At present there are uncountable tablets and smart phones in the market. Whatever may be the size of your budget you will find a moderately satisfying tablet or smart phone for nonstop web browsing, working and playing games. The trend of tablets started with the very popular iPad and now other leading brands like Samsung have come up with a wide range of tablets for their clients with varying needs. With the advent of tablets and big sized smart phones, laptops and PCs have lost their importance. Lenovo is a brand which has always been identified with good quality professional and personal laptops and computers. Though the thriving and growing market for tablets influenced the launch of the IdeaPad 13, it gets nowhere closer to the gorgeous and efficient iPad or Samsung Galaxy Tabs. Following are some reasons why the IdeaPad 13 fails to cut the deal.

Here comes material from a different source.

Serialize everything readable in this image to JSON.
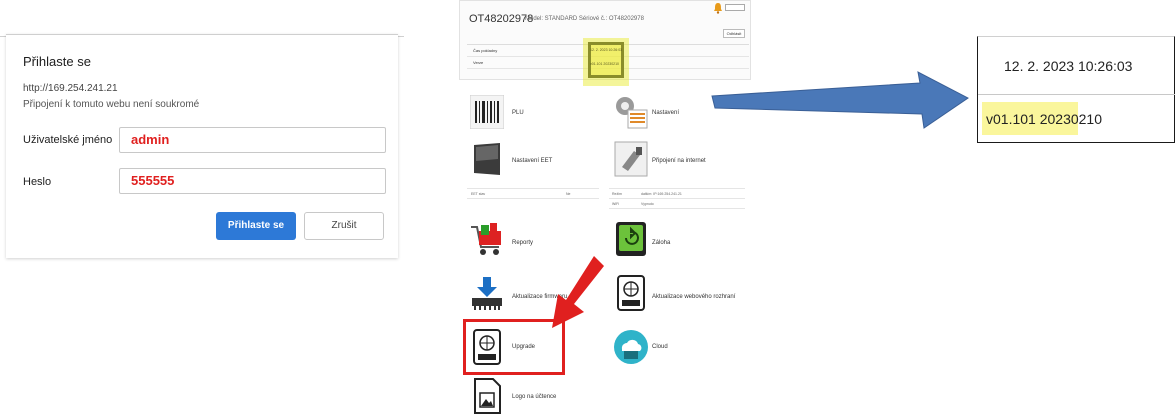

You tablets started really convert it
HP, Dell, and Sony have come up with some really splendid convertible models of laptop. The Lenovo IdeaPad 13 boasts of being a convertible but it is not one. The display of this laptop can move and rotate 360 degrees but cannot be detached from the base. A laptop can only be called a convertible if the display can be detached and used like a hand held tablet. The usefulness of the rotating display is questionable.
The 1.5 Kg IdeaPad is not portable. Seriously who would like to carry around such a heavy device? Its screen is 13.3 inches long. Instead of a good quality tablet user, you will look clumsy trying to maneuver this heavy baby.
Bad quality of display and ineffective touchscreen
The 1080p HD display of good quality tablets is missing and the PPI density is unsatisfactory. As a laptop, it functions all right but as a tablet the quality of picture drops. The touchscreen fails to read your touch commands often.
Small storage and I/O ports are missing
It is not really a tablet and not as flexible as it claims to be; and, on top of that, the IdeaPad provides a meager storage space of 128GB. It has only two functional USB ports where other laptops provide at least four.
Disappointing performance and bad keyboard
Despite being so costly, the IdeaPad doesn’t have a smooth track-pad. Consumers have faced problems like low battery life and overheating from the very beginning. Many a times it fails to connect with the Wi-Fi. The concave keys are not helpful for high speed typing and the smaller size of Shift and Backspace keys make typing tougher.